Press release from the issuing company

DOVER, NH - August 28, 2003 - With a new contract to print more than 50,000 copies of Women’s Wear Daily, a daily international fashion newspaper owned by Fairchild, AFL Web Printing will more than double the size of its Heidelberg Mercury press. The 29-year-old commercial web printing company located in Voorhees, New Jersey will add 36 new printing couples by September. The expansion will give the press a total of 68 couples configured within 11 towers. "Our decision to expand the Mercury was based on the the volume demands of the new daily contract and the tremendous success we have had with this Heidelberg press," according to president, Dennis G. Forchic. AFL Web Printing installed the original Mercury with 24 printing couples and two JF-35 jaw folders in 1996. The company added eight couples in 2000. AFL Web Printing produces 900 different titles annually for close to 300 publishers. These non-heatset jobs include daily, weekly, monthly and specialty publications. Along with Women’s Wear Daily, the Mercury press will continue to print the Philadelphia-area Metro newspaper.

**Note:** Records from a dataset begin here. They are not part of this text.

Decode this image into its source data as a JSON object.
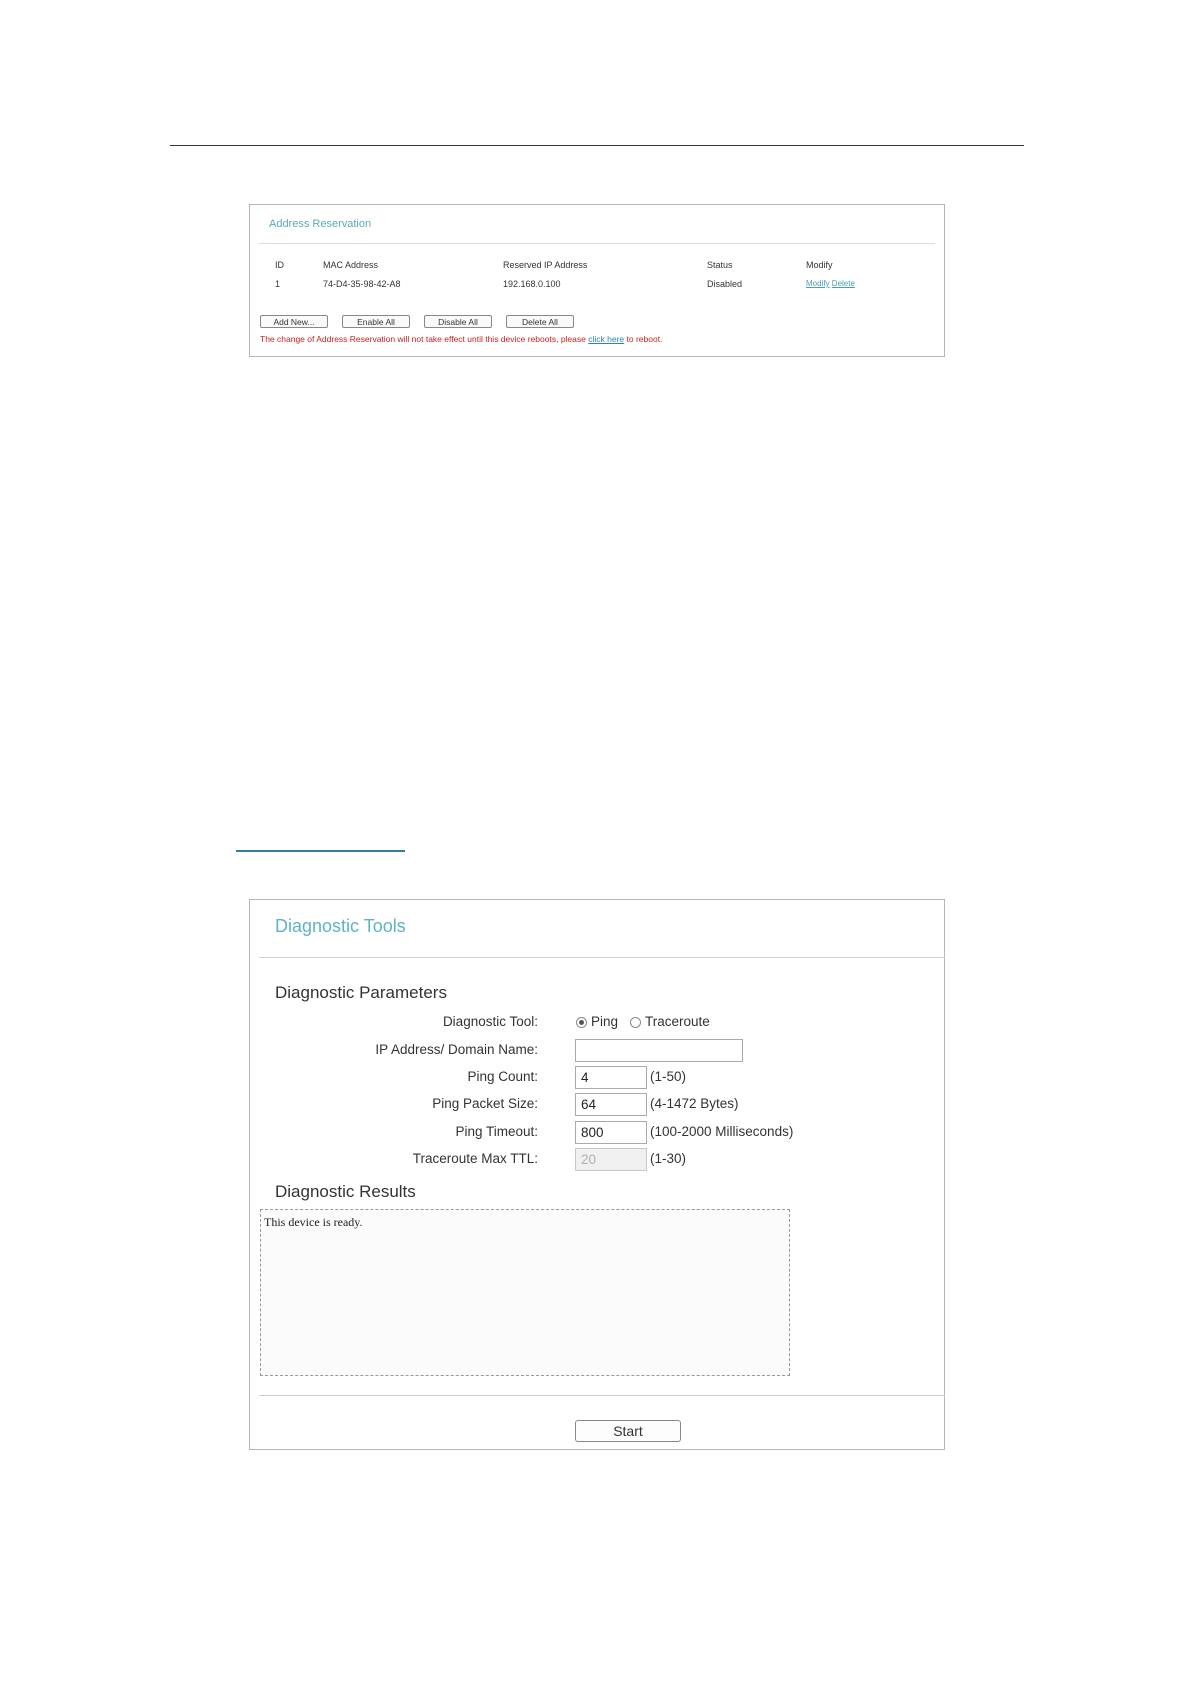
{
  "address_reservation": {
    "title": "Address Reservation",
    "columns": [
      "ID",
      "MAC Address",
      "Reserved IP Address",
      "Status",
      "Modify"
    ],
    "rows": [
      {
        "id": "1",
        "mac": "74-D4-35-98-42-A8",
        "ip": "192.168.0.100",
        "status": "Disabled",
        "modify": "Modify",
        "delete": "Delete"
      }
    ],
    "buttons": {
      "add_new": "Add New...",
      "enable_all": "Enable All",
      "disable_all": "Disable All",
      "delete_all": "Delete All"
    },
    "note": {
      "before": "The change of Address Reservation will not take effect until this device reboots, please ",
      "link": "click here",
      "after": " to reboot."
    }
  },
  "diagnostic_tools": {
    "title": "Diagnostic Tools",
    "parameters_heading": "Diagnostic Parameters",
    "results_heading": "Diagnostic Results",
    "fields": {
      "tool_label": "Diagnostic Tool:",
      "tool_options": [
        "Ping",
        "Traceroute"
      ],
      "tool_selected": "Ping",
      "ip_label": "IP Address/ Domain Name:",
      "ip_value": "",
      "ping_count_label": "Ping Count:",
      "ping_count_value": "4",
      "ping_count_hint": "(1-50)",
      "packet_size_label": "Ping Packet Size:",
      "packet_size_value": "64",
      "packet_size_hint": "(4-1472 Bytes)",
      "timeout_label": "Ping Timeout:",
      "timeout_value": "800",
      "timeout_hint": "(100-2000 Milliseconds)",
      "ttl_label": "Traceroute Max TTL:",
      "ttl_value": "20",
      "ttl_hint": "(1-30)"
    },
    "results_text": "This device is ready.",
    "start_button": "Start"
  },
  "colors": {
    "accent": "#5fb3c4",
    "warning": "#cc1f1f",
    "link": "#4a9fb5"
  }
}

With a circulation exceeding 160,000 copies, the free paper is believed to be the largest daily circulation newspaper in the United States printed on a single-width, one-around press, on one folder, according to Forchic. "The Mercury delivers superb print quality and reliability, but for the type of work we do, the versatility and makeready speed are equally important," Forchic explains. Each week AFL Web Printing completes an average of 300 press transactions, a term Forchic uses to refer to complete job changeovers and edition changes. For added flexibility of webbing, the new system will increase the total number of pasters located on the gear side of the press to 16. Forchic cited engineering, technical support and service as critical factors in his company's relationship with Heidelberg. "They have worked side-by-side with us over the past eight years to help us customize a press for our unique requirements and then expand it as those requirments have evolved," he explains.